> [Task description] With the pictures set aside, write out all of the data exactly as it stands.

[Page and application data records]
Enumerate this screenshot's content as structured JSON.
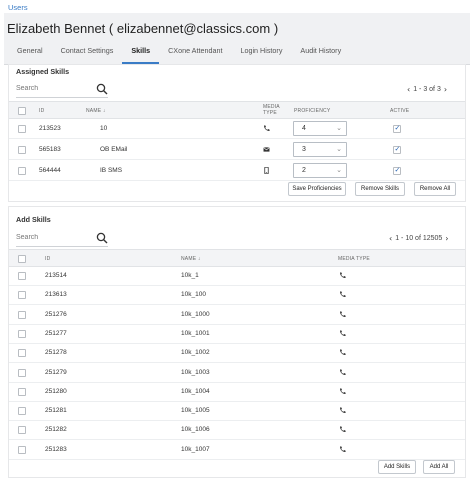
{
  "breadcrumb": "Users",
  "page_title": "Elizabeth Bennet ( elizabennet@classics.com )",
  "tabs": [
    {
      "label": "General"
    },
    {
      "label": "Contact Settings"
    },
    {
      "label": "Skills"
    },
    {
      "label": "CXone Attendant"
    },
    {
      "label": "Login History"
    },
    {
      "label": "Audit History"
    }
  ],
  "active_tab": "Skills",
  "colors": {
    "accent": "#3a7cc6",
    "header_bg": "#f0f1f3"
  },
  "assigned": {
    "title": "Assigned Skills",
    "search_placeholder": "Search",
    "pager": "1 - 3 of 3",
    "pager_prev_icon": "chevron-left-icon",
    "pager_next_icon": "chevron-right-icon",
    "columns": {
      "id": "ID",
      "name": "NAME ↓",
      "media_type_1": "MEDIA",
      "media_type_2": "TYPE",
      "proficiency": "PROFICIENCY",
      "active": "ACTIVE"
    },
    "rows": [
      {
        "id": "213523",
        "name": "10",
        "media_icon": "phone-icon",
        "proficiency": "4",
        "active": true
      },
      {
        "id": "565183",
        "name": "OB EMail",
        "media_icon": "email-icon",
        "proficiency": "3",
        "active": true
      },
      {
        "id": "564444",
        "name": "IB SMS",
        "media_icon": "mobile-icon",
        "proficiency": "2",
        "active": true
      }
    ],
    "buttons": {
      "save": "Save Proficiencies",
      "remove": "Remove Skills",
      "remove_all": "Remove All"
    }
  },
  "add": {
    "title": "Add Skills",
    "search_placeholder": "Search",
    "pager": "1 - 10 of 12505",
    "columns": {
      "id": "ID",
      "name": "NAME ↓",
      "media_type": "MEDIA TYPE"
    },
    "rows": [
      {
        "id": "213514",
        "name": "10k_1",
        "media_icon": "phone-icon"
      },
      {
        "id": "213613",
        "name": "10k_100",
        "media_icon": "phone-icon"
      },
      {
        "id": "251276",
        "name": "10k_1000",
        "media_icon": "phone-icon"
      },
      {
        "id": "251277",
        "name": "10k_1001",
        "media_icon": "phone-icon"
      },
      {
        "id": "251278",
        "name": "10k_1002",
        "media_icon": "phone-icon"
      },
      {
        "id": "251279",
        "name": "10k_1003",
        "media_icon": "phone-icon"
      },
      {
        "id": "251280",
        "name": "10k_1004",
        "media_icon": "phone-icon"
      },
      {
        "id": "251281",
        "name": "10k_1005",
        "media_icon": "phone-icon"
      },
      {
        "id": "251282",
        "name": "10k_1006",
        "media_icon": "phone-icon"
      },
      {
        "id": "251283",
        "name": "10k_1007",
        "media_icon": "phone-icon"
      }
    ],
    "buttons": {
      "add": "Add Skills",
      "add_all": "Add All"
    }
  }
}
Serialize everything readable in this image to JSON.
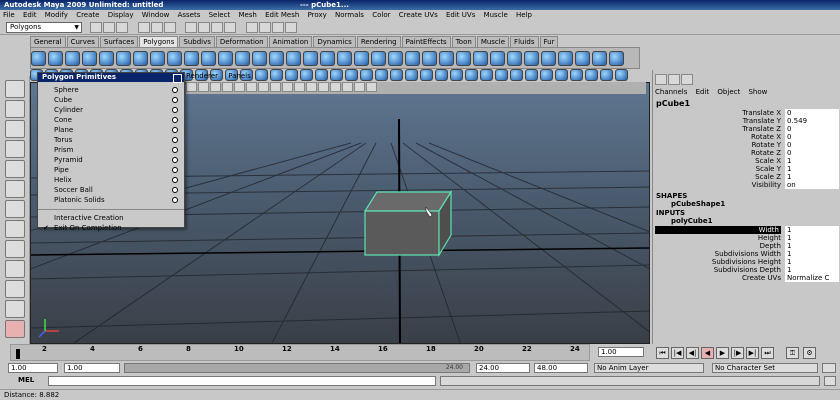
{
  "window": {
    "title": "Autodesk Maya 2009 Unlimited: untitled",
    "separator": "---",
    "object": "pCube1..."
  },
  "menubar": [
    "File",
    "Edit",
    "Modify",
    "Create",
    "Display",
    "Window",
    "Assets",
    "Select",
    "Mesh",
    "Edit Mesh",
    "Proxy",
    "Normals",
    "Color",
    "Create UVs",
    "Edit UVs",
    "Muscle",
    "Help"
  ],
  "statusline": {
    "mode": "Polygons"
  },
  "shelf_tabs": [
    "General",
    "Curves",
    "Surfaces",
    "Polygons",
    "Subdivs",
    "Deformation",
    "Animation",
    "Dynamics",
    "Rendering",
    "PaintEffects",
    "Toon",
    "Muscle",
    "Fluids",
    "Fur"
  ],
  "shelf_active": "Polygons",
  "viewport_menu": [
    "Renderer",
    "Panels"
  ],
  "popup": {
    "title": "Polygon Primitives",
    "items": [
      "Sphere",
      "Cube",
      "Cylinder",
      "Cone",
      "Plane",
      "Torus",
      "Prism",
      "Pyramid",
      "Pipe",
      "Helix",
      "Soccer Ball",
      "Platonic Solids"
    ],
    "extra": [
      "Interactive Creation",
      "Exit On Completion"
    ],
    "checked_extra": "Exit On Completion"
  },
  "channel_box": {
    "menu": [
      "Channels",
      "Edit",
      "Object",
      "Show"
    ],
    "object": "pCube1",
    "attributes": [
      {
        "label": "Translate X",
        "value": "0"
      },
      {
        "label": "Translate Y",
        "value": "0.549"
      },
      {
        "label": "Translate Z",
        "value": "0"
      },
      {
        "label": "Rotate X",
        "value": "0"
      },
      {
        "label": "Rotate Y",
        "value": "0"
      },
      {
        "label": "Rotate Z",
        "value": "0"
      },
      {
        "label": "Scale X",
        "value": "1"
      },
      {
        "label": "Scale Y",
        "value": "1"
      },
      {
        "label": "Scale Z",
        "value": "1"
      },
      {
        "label": "Visibility",
        "value": "on"
      }
    ],
    "shapes_header": "SHAPES",
    "shape": "pCubeShape1",
    "inputs_header": "INPUTS",
    "input": "polyCube1",
    "input_attributes": [
      {
        "label": "Width",
        "value": "1"
      },
      {
        "label": "Height",
        "value": "1"
      },
      {
        "label": "Depth",
        "value": "1"
      },
      {
        "label": "Subdivisions Width",
        "value": "1"
      },
      {
        "label": "Subdivisions Height",
        "value": "1"
      },
      {
        "label": "Subdivisions Depth",
        "value": "1"
      },
      {
        "label": "Create UVs",
        "value": "Normalize C"
      }
    ]
  },
  "timeline": {
    "ticks": [
      "2",
      "4",
      "6",
      "8",
      "10",
      "12",
      "14",
      "16",
      "18",
      "20",
      "22",
      "24"
    ],
    "current_frame": "1.00"
  },
  "range": {
    "start": "1.00",
    "playback_start": "1.00",
    "range_end_inner": "24.00",
    "playback_end": "24.00",
    "end": "48.00",
    "anim_layer": "No Anim Layer",
    "character_set": "No Character Set"
  },
  "mel_label": "MEL",
  "help_line": "Distance: 8.882",
  "colors": {
    "title": "#0a246a",
    "cube_highlight": "#5fe0b0"
  }
}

> [Written response]
Enumerate this screenshot's content as structured JSON.
{
  "breadcrumb": "Users",
  "page_title": "Elizabeth Bennet ( elizabennet@classics.com )",
  "tabs": [
    {
      "label": "General"
    },
    {
      "label": "Contact Settings"
    },
    {
      "label": "Skills"
    },
    {
      "label": "CXone Attendant"
    },
    {
      "label": "Login History"
    },
    {
      "label": "Audit History"
    }
  ],
  "active_tab": "Skills",
  "colors": {
    "accent": "#3a7cc6",
    "header_bg": "#f0f1f3"
  },
  "assigned": {
    "title": "Assigned Skills",
    "search_placeholder": "Search",
    "pager": "1 - 3 of 3",
    "pager_prev_icon": "chevron-left-icon",
    "pager_next_icon": "chevron-right-icon",
    "columns": {
      "id": "ID",
      "name": "NAME ↓",
      "media_type_1": "MEDIA",
      "media_type_2": "TYPE",
      "proficiency": "PROFICIENCY",
      "active": "ACTIVE"
    },
    "rows": [
      {
        "id": "213523",
        "name": "10",
        "media_icon": "phone-icon",
        "proficiency": "4",
        "active": true
      },
      {
        "id": "565183",
        "name": "OB EMail",
        "media_icon": "email-icon",
        "proficiency": "3",
        "active": true
      },
      {
        "id": "564444",
        "name": "IB SMS",
        "media_icon": "mobile-icon",
        "proficiency": "2",
        "active": true
      }
    ],
    "buttons": {
      "save": "Save Proficiencies",
      "remove": "Remove Skills",
      "remove_all": "Remove All"
    }
  },
  "add": {
    "title": "Add Skills",
    "search_placeholder": "Search",
    "pager": "1 - 10 of 12505",
    "columns": {
      "id": "ID",
      "name": "NAME ↓",
      "media_type": "MEDIA TYPE"
    },
    "rows": [
      {
        "id": "213514",
        "name": "10k_1",
        "media_icon": "phone-icon"
      },
      {
        "id": "213613",
        "name": "10k_100",
        "media_icon": "phone-icon"
      },
      {
        "id": "251276",
        "name": "10k_1000",
        "media_icon": "phone-icon"
      },
      {
        "id": "251277",
        "name": "10k_1001",
        "media_icon": "phone-icon"
      },
      {
        "id": "251278",
        "name": "10k_1002",
        "media_icon": "phone-icon"
      },
      {
        "id": "251279",
        "name": "10k_1003",
        "media_icon": "phone-icon"
      },
      {
        "id": "251280",
        "name": "10k_1004",
        "media_icon": "phone-icon"
      },
      {
        "id": "251281",
        "name": "10k_1005",
        "media_icon": "phone-icon"
      },
      {
        "id": "251282",
        "name": "10k_1006",
        "media_icon": "phone-icon"
      },
      {
        "id": "251283",
        "name": "10k_1007",
        "media_icon": "phone-icon"
      }
    ],
    "buttons": {
      "add": "Add Skills",
      "add_all": "Add All"
    }
  }
}
Serialize everything readable in this image to JSON.
{
  "window": {
    "title": "Autodesk Maya 2009 Unlimited: untitled",
    "separator": "---",
    "object": "pCube1..."
  },
  "menubar": [
    "File",
    "Edit",
    "Modify",
    "Create",
    "Display",
    "Window",
    "Assets",
    "Select",
    "Mesh",
    "Edit Mesh",
    "Proxy",
    "Normals",
    "Color",
    "Create UVs",
    "Edit UVs",
    "Muscle",
    "Help"
  ],
  "statusline": {
    "mode": "Polygons"
  },
  "shelf_tabs": [
    "General",
    "Curves",
    "Surfaces",
    "Polygons",
    "Subdivs",
    "Deformation",
    "Animation",
    "Dynamics",
    "Rendering",
    "PaintEffects",
    "Toon",
    "Muscle",
    "Fluids",
    "Fur"
  ],
  "shelf_active": "Polygons",
  "viewport_menu": [
    "Renderer",
    "Panels"
  ],
  "popup": {
    "title": "Polygon Primitives",
    "items": [
      "Sphere",
      "Cube",
      "Cylinder",
      "Cone",
      "Plane",
      "Torus",
      "Prism",
      "Pyramid",
      "Pipe",
      "Helix",
      "Soccer Ball",
      "Platonic Solids"
    ],
    "extra": [
      "Interactive Creation",
      "Exit On Completion"
    ],
    "checked_extra": "Exit On Completion"
  },
  "channel_box": {
    "menu": [
      "Channels",
      "Edit",
      "Object",
      "Show"
    ],
    "object": "pCube1",
    "attributes": [
      {
        "label": "Translate X",
        "value": "0"
      },
      {
        "label": "Translate Y",
        "value": "0.549"
      },
      {
        "label": "Translate Z",
        "value": "0"
      },
      {
        "label": "Rotate X",
        "value": "0"
      },
      {
        "label": "Rotate Y",
        "value": "0"
      },
      {
        "label": "Rotate Z",
        "value": "0"
      },
      {
        "label": "Scale X",
        "value": "1"
      },
      {
        "label": "Scale Y",
        "value": "1"
      },
      {
        "label": "Scale Z",
        "value": "1"
      },
      {
        "label": "Visibility",
        "value": "on"
      }
    ],
    "shapes_header": "SHAPES",
    "shape": "pCubeShape1",
    "inputs_header": "INPUTS",
    "input": "polyCube1",
    "input_attributes": [
      {
        "label": "Width",
        "value": "1"
      },
      {
        "label": "Height",
        "value": "1"
      },
      {
        "label": "Depth",
        "value": "1"
      },
      {
        "label": "Subdivisions Width",
        "value": "1"
      },
      {
        "label": "Subdivisions Height",
        "value": "1"
      },
      {
        "label": "Subdivisions Depth",
        "value": "1"
      },
      {
        "label": "Create UVs",
        "value": "Normalize C"
      }
    ]
  },
  "timeline": {
    "ticks": [
      "2",
      "4",
      "6",
      "8",
      "10",
      "12",
      "14",
      "16",
      "18",
      "20",
      "22",
      "24"
    ],
    "current_frame": "1.00"
  },
  "range": {
    "start": "1.00",
    "playback_start": "1.00",
    "range_end_inner": "24.00",
    "playback_end": "24.00",
    "end": "48.00",
    "anim_layer": "No Anim Layer",
    "character_set": "No Character Set"
  },
  "mel_label": "MEL",
  "help_line": "Distance: 8.882",
  "colors": {
    "title": "#0a246a",
    "cube_highlight": "#5fe0b0"
  }
}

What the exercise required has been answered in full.